Another sick family, another black comedy. That's "Better Living" at the Matrix.
The problem isn't just the surfeit of similar plays. It's that most of them feature better writing.
George F. Walker (whose "Nothing Sacred" was at the Mark Taper Forum last season) strains mightily to make his play serve as a commentary on something larger. The result is more commentary than play. The dramatic values of this Actors for Themselves production are limited to a few moments of snide humor and rather mild menace.
Nora (Barbara Tarbuck) has run this family, more or less, ever since her husband vanished 10 years ago after a series of unsettling incidents. Now, two daughters are grown and the third is itching to leave home. But just as the empty nest looms, Nora is expanding her basement.
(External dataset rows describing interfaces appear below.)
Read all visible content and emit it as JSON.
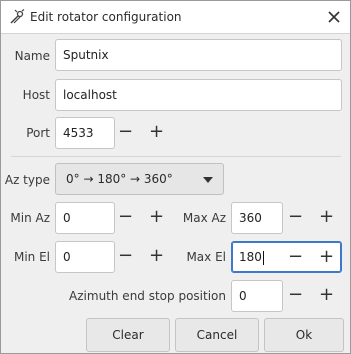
{
  "window": {
    "title": "Edit rotator configuration",
    "icon": "rotator-icon",
    "close_icon": "close-icon"
  },
  "form": {
    "name_label": "Name",
    "name_value": "Sputnix",
    "host_label": "Host",
    "host_value": "localhost",
    "port_label": "Port",
    "port_value": "4533",
    "az_type_label": "Az type",
    "az_type_value": "0° → 180° → 360°",
    "min_az_label": "Min Az",
    "min_az_value": "0",
    "max_az_label": "Max Az",
    "max_az_value": "360",
    "min_el_label": "Min El",
    "min_el_value": "0",
    "max_el_label": "Max El",
    "max_el_value": "180",
    "az_end_stop_label": "Azimuth end stop position",
    "az_end_stop_value": "0",
    "minus": "−",
    "plus": "+"
  },
  "buttons": {
    "clear": "Clear",
    "cancel": "Cancel",
    "ok": "Ok"
  },
  "colors": {
    "focus": "#3d79c9",
    "background": "#efefef"
  }
}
Her do-it-yourself construction plan sounds a little batty to her daughters, as does much of what she says. At intermission, I overheard someone's remark that Nora is reminiscent of a character on the old TV series "Soap." It's not an unjust comparison--and it's reflective of the staleness of the writing.
Still, Nora could use the extra space she is creating. The 17-year-old Gail (Viiu Spangler) is about to import a live-in boyfriend (Glenn Plummer). Mary Ann (Alexandra Gersten), 27 and a worry wart, has left her husband and returned to Nora, hoping to bring along her baby any day now.
Worse, Nora's brother Jack (Apollo Dukakis) brings word that her husband Tom, rumored to be dead, is alive and on his way back home. This troubles Nora and Jack, who had tried to knock Tom off, but it upsets daughter Elizabeth (Jane Kaczmarek), a high-strung 30-year-old attorney, even more. She vows to kill her old man.
In fact, when Tom (Arlen Dean Snyder) shows up, Elizabeth greets him with gunfire. At this point, the end of the third of 10 scenes, Walker lamely imposes a blackout so he doesn't have to explain what happens next. For whatever reason, by Scene 4, Elizabeth has reduced the intensity of her assault on Tom--from bullets to words.
The transition between the next two scenes brings an even worse example of lazy writing. Somehow, between scenes, Tom changes his tune: He is not really the late Tom, but a friend of Tom's who hopes to take his place. Though some of the family members remain hostile to him, they all accept his new story.
As the rest of the play hinges on this man's ability to take over the household, he and the play would be more a lot more credible if we saw him successfully explaining that he isn't who he claimed to be--and that Nora should disregard his initial ruse and allow him into her home. Yet in the exact spot in the script where this pivotal speech should be, Tom is offstage.
Instead, we hear Mary Ann establish that she is a neurotic by simply reciting a long list of things that worry her (a speech that anyone could write), and then we hear a murky account of the intruder's explanation secondhand, from Jack.
Tom gradually turns the household into an authoritarian state--with himself as the authority, preparing the household for the day when the Third World attacks. The play is a parable illustrating why people submit themselves to this kind of proto-fascist abuse--and how they can fight back.
The insights aren't fraudulent, but neither are they revelatory. Walker, aiming for a sense of mystery, settles for mere confusion. The play feels like a writer's and actors' exercise instead of a living, breathing organism.
Most of the cast members do their exercises well. Tarbuck walks a fine line between sense and nonsense, Kaczmarek undergoes a beautifully choreographed breakdown, Snyder has Tom's big hands and weaselly smile, and Dukakis is appealingly rueful. Director Peggy Shannon found a couple of chortles that aren't in the script.
Deborah Raymond and Dorian Vernacchio designed a kitchen that suggests clutter without actually gumming up the traffic. Angles are slightly askew, and the light that peeps out of the basement (Marianne Schneller did the lighting) adds a slightly nightmarish note.
At 7657 Melrose Ave., resuming Tuesday, playing Tuesdays through Fridays at 8 p.m., through Nov. 17. Tickets: $12.50; (213) 852-1445.